I AM one of the lucky ones.Growing up in a GAA-mad home, supported every step of the way by family and friends, very few worries were placed on me. There were no real obstacles thrown my way.
Again, I am one of the lucky ones.
The positive value of sport in women’s lives cannot be underestimated.
With the worrying growth of obesity and mental illness especially in young children and adults, the crucial need for regular exercise cannot be over emphasised.
It is well documented that exercise is important for your health and wellbeing.
To be physically fit is something everyone should aspire to achieve through exercise. Socially, it allows you to work as a team and create a network of close friends. It teaches you the value of teamwork, of discipline and self control.
You become confident in your skin. Happy endorphins are released and, ultimately, you experience a feel-good factor.
A regular occurrence in my childhood was my mother chasing me, and my siblings, out the door after we finished our dinner. We were not allowed step inside again until we had completed, at least, two hours of exercise, so we used our imaginations, devising obstacle courses around our garden, playing tennis during Wimbledon or playing Gaelic at the local GAA field in Barryroe, where we spent most of our time.
My upbringing was really positive, growing up with my family and friends supporting my every step. There was always an open road paved ahead of me so I could reach my potential.
Yes, I worked really hard in training, my studies and my work life, and balancing it was a struggle at times but once that equilibrium was found, the pressure eased.
However, for many people in sport, especially in the inter-county scene, dreaded strains can raise their ugly heads and challenge you.
Your flaws and weaknesses become more apparent. Thoughts of failure and underachieving test your mettle. You begin to question if your legs are still able to run as fast? Or has your first touch left you?
Worries consume your thoughts and the future lies ahead with no clear direction.
Life happens. You lose important people. Your job becomes a strain. You experience hardships. You wonder how you will move on.
And, on top of all this, you represent your club and county and try to put on a brave face, as well as playing the best you can. You wonder how you manage to put on the jersey and line out with your team, but you do, because it’s what you love and it’s a source of welcome happiness.
For many, trying to find that balance at inter-county level is too difficult a task. All those life pressures can sometimes be too overwhelming.
The Cycle Against Suicide slogan, ‘It’s ok not to feel ok’, sends a powerful message our way. It acknowledges that even those people who you think would never be down or affected by depression can, too, feel down.
After all, even high-profile sports players are human and have feelings too. Services to people who feel these strains are so readily available throughout the country, it’s just a matter of looking for them and asking for the help.
I was interested to find out what support structures are in place for people who represent their county in camogie and ladies’ football.
Where can players turn to if everything seems to be too much to handle? Who can assist them when they desperately need help?
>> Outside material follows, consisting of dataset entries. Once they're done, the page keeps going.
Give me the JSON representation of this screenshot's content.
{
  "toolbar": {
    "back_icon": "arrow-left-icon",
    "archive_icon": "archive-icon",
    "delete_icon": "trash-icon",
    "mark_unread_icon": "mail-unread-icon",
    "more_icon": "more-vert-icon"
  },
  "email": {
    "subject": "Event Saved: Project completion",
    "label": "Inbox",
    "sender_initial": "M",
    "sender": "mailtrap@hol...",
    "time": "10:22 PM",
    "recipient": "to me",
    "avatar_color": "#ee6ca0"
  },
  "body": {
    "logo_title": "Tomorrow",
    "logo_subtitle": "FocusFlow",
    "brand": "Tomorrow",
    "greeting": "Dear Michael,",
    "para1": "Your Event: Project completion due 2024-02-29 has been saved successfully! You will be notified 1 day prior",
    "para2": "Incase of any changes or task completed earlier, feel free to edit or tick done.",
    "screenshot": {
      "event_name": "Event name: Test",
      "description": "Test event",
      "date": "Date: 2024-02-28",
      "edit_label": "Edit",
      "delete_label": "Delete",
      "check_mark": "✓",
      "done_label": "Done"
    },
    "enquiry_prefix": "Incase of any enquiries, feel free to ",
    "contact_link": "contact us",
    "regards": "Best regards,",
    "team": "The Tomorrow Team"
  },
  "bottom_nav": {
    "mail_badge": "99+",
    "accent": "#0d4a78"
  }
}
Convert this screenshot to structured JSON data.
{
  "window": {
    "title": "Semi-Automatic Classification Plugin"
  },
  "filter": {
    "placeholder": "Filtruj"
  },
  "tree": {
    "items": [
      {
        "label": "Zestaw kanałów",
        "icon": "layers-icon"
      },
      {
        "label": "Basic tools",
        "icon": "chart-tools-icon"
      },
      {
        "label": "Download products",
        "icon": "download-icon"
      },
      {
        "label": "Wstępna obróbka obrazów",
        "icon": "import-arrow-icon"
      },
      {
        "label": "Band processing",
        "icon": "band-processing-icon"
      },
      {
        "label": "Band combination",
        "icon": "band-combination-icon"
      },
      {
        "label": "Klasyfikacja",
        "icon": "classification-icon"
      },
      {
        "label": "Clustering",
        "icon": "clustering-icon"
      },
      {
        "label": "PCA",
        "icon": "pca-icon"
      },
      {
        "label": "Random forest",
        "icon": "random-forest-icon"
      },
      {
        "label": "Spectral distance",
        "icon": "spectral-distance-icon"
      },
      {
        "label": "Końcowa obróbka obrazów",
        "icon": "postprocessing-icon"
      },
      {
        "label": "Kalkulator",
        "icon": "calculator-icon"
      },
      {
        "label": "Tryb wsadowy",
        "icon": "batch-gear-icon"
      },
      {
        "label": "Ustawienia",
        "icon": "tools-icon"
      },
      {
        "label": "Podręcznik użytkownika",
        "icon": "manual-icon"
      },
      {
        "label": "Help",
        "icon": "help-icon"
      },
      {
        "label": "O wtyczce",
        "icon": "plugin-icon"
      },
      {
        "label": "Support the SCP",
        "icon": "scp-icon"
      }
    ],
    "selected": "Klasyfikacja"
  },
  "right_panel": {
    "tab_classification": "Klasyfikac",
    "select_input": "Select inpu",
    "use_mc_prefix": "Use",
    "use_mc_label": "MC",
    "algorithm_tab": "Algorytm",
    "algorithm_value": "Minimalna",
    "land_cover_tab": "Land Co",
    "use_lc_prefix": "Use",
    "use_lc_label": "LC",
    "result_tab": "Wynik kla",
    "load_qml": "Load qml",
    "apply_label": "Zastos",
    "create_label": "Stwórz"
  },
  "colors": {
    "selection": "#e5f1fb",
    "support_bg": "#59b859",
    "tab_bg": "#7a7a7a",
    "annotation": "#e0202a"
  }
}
Having recently spoken to Aoife Lane, chairperson of the WGPA (Women’s Gaelic Players’ Association), she brought light to services that are set in place for inter-county players to avail of within the WGPA structure.
Although the organisation is only in operation since its launch in January 2015, it now has almost 2,500 followers on Twitter and Facebook and almost 700 members in the WGPA itself.
What it has achieved so far for the players is admirable and impressive. High up on its list of priorities is the health and welfare of women in sport.
‘Currently, we have a 24-seven member line where members can get advice and support on issues ranging from financial worries, to personal stress, relationship issues and legal concerns,’ Aoife said.
‘This is a completely confidential and free service and if required, players can avail of up to six free counselling sessions by service advisors in their region.’
Further to this Aoife revealed they are ‘currently building a network of reps, two from every county team, and this will provide another important support service for county players’.
These are just a few of the initiatives they currently have in operation.
It’s positive to know that the welfare of women in the area of health and wellbeing is being catered for, especially when looking after your mental and physical health is a huge talking point at the moment in the media.
But like anything new, people are reluctant to try it out due to fear of the unknown or simply by convincing themselves that as a player they can manage and things will become easier.
Some are embarrassed to ask for help or refuse to let themselves be perceived as weak, when in reality they couldn’t be further from the truth.
It’s important that players look for this assistance and thankfully the WGPA is just one outlet where help is provided.
It’s clear that sport can play both a positive and negative role in peoples’ lives, if you let it. Learning to enjoy it, and realising that it’s an outlet rather than a burden, is the key.
It is a powerful tool that can transform lives if you embrace the challenges it brings rather than dwelling on the strains it can provide.
Sport can be used for the greater good, to promote awareness, to fundraise for worthy causes.
And with all the worthwhile discussions on looking after your health and wellbeing, I cannot let this column finish without highlighting the Pieta House ‘Darkness into Light’ 5km run/walk taking place in over 80 locations around the country on Saturday, May 9th.
For a very worthy cause, people will be using sport and exercise to acknowledge lives, to promote change and to bring people together in a positive venture.
I look forward to walking with those close to me and many others who acknowledge the great work Pieta House does.
It’s time to start looking towards all the supports and activities that make us happier in life. For me, sport will always be one of them.